Jean-Jacob Jeudy's worst fears came true Monday morning.
That was when he received a call from his brother in Haiti telling him that their 52-year-old sister, her husband and their five children all died in last week's earthquake.
"Sometimes we as humans don't know how to cope when we have lost a friend, but when you lose seven family members, the sentiment in your heart can't be described in words," said Jeudy, an Army second lieutenant at Fort Gordon.
He has other family members who are still unaccounted for, including two aunts, four cousins and one uncle. Jeudy said he is hoping for the best but fears the worst.
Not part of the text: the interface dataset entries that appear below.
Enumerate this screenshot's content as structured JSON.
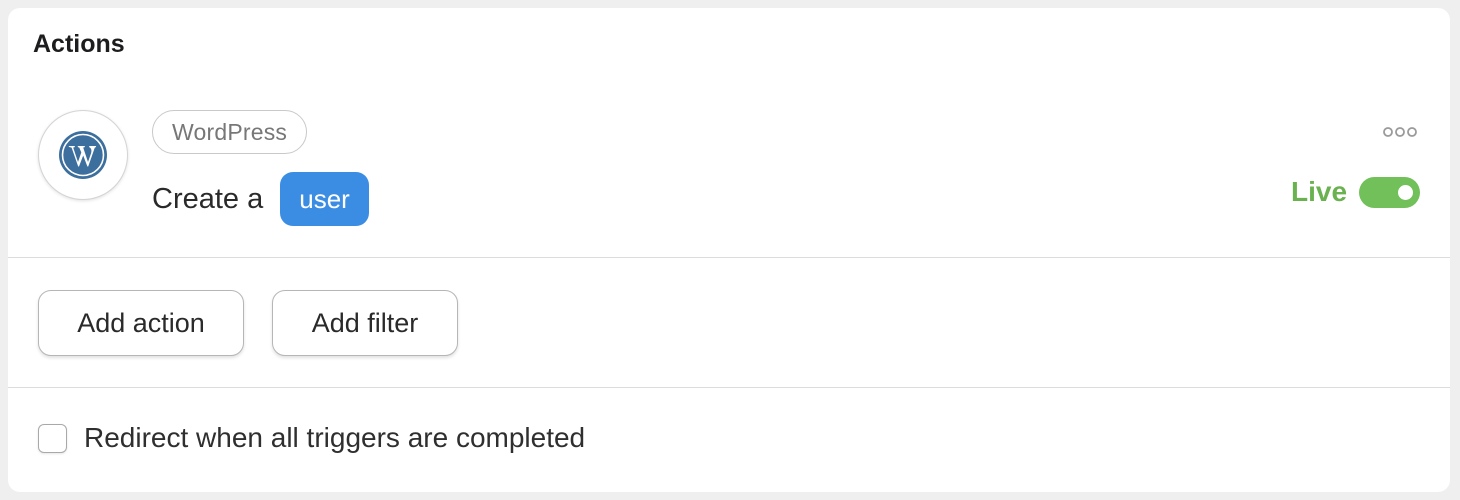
{
  "section": {
    "title": "Actions"
  },
  "action": {
    "integration": "WordPress",
    "integration_icon": "wordpress-logo-icon",
    "sentence_prefix": "Create a",
    "token": "user",
    "status_label": "Live",
    "status_enabled": true,
    "menu_icon": "more-horizontal-icon"
  },
  "buttons": {
    "add_action": "Add action",
    "add_filter": "Add filter"
  },
  "redirect": {
    "label": "Redirect when all triggers are completed",
    "checked": false
  },
  "colors": {
    "token_bg": "#3b8de4",
    "live_text": "#6ab150",
    "toggle_on": "#72c05a",
    "wordpress_blue": "#3c6f9d"
  }
}
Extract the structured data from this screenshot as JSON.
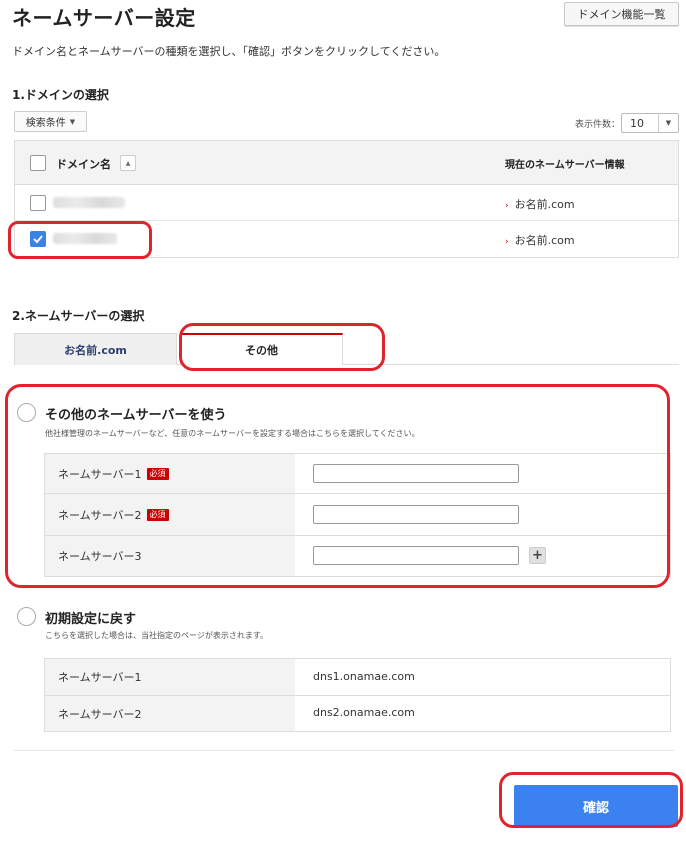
{
  "header": {
    "title": "ネームサーバー設定",
    "domain_list_button": "ドメイン機能一覧",
    "description": "ドメイン名とネームサーバーの種類を選択し、「確認」ボタンをクリックしてください。"
  },
  "domain_section": {
    "title": "1.ドメインの選択",
    "filter_button": "検索条件",
    "display_count_label": "表示件数：",
    "display_count_value": "10",
    "columns": {
      "domain": "ドメイン名",
      "current_ns": "現在のネームサーバー情報"
    },
    "rows": [
      {
        "checked": false,
        "current_ns": "お名前.com"
      },
      {
        "checked": true,
        "current_ns": "お名前.com"
      }
    ]
  },
  "ns_section": {
    "title": "2.ネームサーバーの選択",
    "tabs": [
      {
        "label": "お名前.com",
        "active": false
      },
      {
        "label": "その他",
        "active": true
      }
    ],
    "other_option": {
      "title": "その他のネームサーバーを使う",
      "description": "他社様管理のネームサーバーなど、任意のネームサーバーを設定する場合はこちらを選択してください。",
      "required_badge": "必須",
      "fields": [
        {
          "label": "ネームサーバー1",
          "required": true,
          "value": ""
        },
        {
          "label": "ネームサーバー2",
          "required": true,
          "value": ""
        },
        {
          "label": "ネームサーバー3",
          "required": false,
          "value": ""
        }
      ],
      "add_button": "+"
    },
    "default_option": {
      "title": "初期設定に戻す",
      "description": "こちらを選択した場合は、当社指定のページが表示されます。",
      "fields": [
        {
          "label": "ネームサーバー1",
          "value": "dns1.onamae.com"
        },
        {
          "label": "ネームサーバー2",
          "value": "dns2.onamae.com"
        }
      ]
    }
  },
  "footer": {
    "confirm_button": "確認"
  },
  "colors": {
    "accent_blue": "#3b82f0",
    "required_red": "#cc0000",
    "highlight_red": "#e0242e"
  },
  "icons": [
    "caret-down-icon",
    "sort-up-icon",
    "checkmark-icon",
    "arrow-right-icon",
    "plus-icon"
  ]
}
Jeudy has received confirmation that two brothers and two sisters are alive. So far, he has been able to speak to only one brother.
"He's the one with a cell phone that works," he said.
Jeudy was born in Haiti in 1970 and came to the U.S. in 1994 to make a better life for himself. He joined the Army in 1996.
Jeudy says he is grateful he has people he can turn to during this tragedy.
"In this dire situation for me, the two people keeping me strong are Rev. Harry Augustin and my Army chaplain. It's a great loss, and without their guidance and prayers, I don't know what I would do."
His wife and 10 children have also been a source of strength. He has six biological children and four adopted children; two of his adopted children also are in the Army.
Augustin, the pastor of Saints Sanctuary First Haitian Church of Augusta, said the news he has received out of Haiti is nothing short of horrific.
"I just talked with my brother and my two sisters. They say everything's destroyed. They don't have anywhere to sleep, no food, they haven't received any assistance yet. The situation is very tough right now. People might still be alive, but they could be close to death," he said.
Jeudy and Augustin say the people they have lost will not be able to receive a proper burial, and that is one of the most distressing aspects of the tragedy.
"I talked to my brother, and everywhere it smells like decay from all of the corpses," Jeudy said. "Everybody's just buried in mass graves. It's like you're losing your family twice."
Jeudy said the outpouring of love and support from the community has been encouraging and that, in spite of all his personal suffering, he still believes hope is on the horizon.
"The Haitian people are going through this, but they don't give up," he said.
"So far, what we've seen is that the American people and international community are not giving up either."
Reach Jonathan Overstreet at (706) 823-3708 or email@example.com.
WANT TO HELP?
Saints Sanctuary First Haitian Church of Augusta has set up a relief fund through Wachovia bank.
Monetary donations may be mailed to Saints Sanctuary First Haitian Church of Augusta, P.O. Box 15384, Augusta GA 30919.
Donations also may be taken to the church at 3030 Milledgeville Road, Augusta.